ACTIVITY:
Go through the material and copy every line in which "下一站是" appears.
### DATA ###
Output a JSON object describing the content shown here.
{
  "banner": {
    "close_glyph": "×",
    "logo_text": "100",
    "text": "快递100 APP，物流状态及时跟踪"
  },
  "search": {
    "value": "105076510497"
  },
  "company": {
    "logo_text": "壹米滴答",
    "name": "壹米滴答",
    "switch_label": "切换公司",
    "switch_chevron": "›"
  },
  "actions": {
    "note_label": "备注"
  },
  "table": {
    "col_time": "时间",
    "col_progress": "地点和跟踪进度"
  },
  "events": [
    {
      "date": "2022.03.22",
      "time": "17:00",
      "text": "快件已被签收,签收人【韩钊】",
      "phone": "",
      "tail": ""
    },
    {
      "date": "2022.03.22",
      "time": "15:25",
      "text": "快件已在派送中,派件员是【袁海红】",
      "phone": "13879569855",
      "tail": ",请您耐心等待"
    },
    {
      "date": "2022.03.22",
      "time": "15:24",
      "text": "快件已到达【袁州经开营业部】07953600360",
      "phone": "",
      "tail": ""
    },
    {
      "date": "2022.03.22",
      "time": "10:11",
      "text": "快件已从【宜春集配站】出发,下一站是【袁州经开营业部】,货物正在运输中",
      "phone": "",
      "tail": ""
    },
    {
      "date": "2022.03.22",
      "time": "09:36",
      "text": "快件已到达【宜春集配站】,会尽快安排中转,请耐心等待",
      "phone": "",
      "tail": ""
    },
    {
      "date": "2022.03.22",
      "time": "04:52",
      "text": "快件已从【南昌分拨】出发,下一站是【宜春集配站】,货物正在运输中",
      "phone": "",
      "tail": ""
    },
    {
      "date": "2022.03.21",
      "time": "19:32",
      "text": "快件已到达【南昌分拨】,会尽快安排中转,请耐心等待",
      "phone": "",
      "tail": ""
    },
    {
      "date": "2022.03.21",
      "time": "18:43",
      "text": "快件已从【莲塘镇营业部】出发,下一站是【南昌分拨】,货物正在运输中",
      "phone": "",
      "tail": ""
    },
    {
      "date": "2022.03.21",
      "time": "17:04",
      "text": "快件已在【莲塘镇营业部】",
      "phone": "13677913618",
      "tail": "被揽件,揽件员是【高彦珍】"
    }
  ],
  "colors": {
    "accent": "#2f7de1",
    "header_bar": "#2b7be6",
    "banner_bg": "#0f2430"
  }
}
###
YOUR SOLUTION:
      "text": "快件已从【宜春集配站】出发,下一站是【袁州经开营业部】,货物正在运输中",
      "text": "快件已从【南昌分拨】出发,下一站是【宜春集配站】,货物正在运输中",
      "text": "快件已从【莲塘镇营业部】出发,下一站是【南昌分拨】,货物正在运输中",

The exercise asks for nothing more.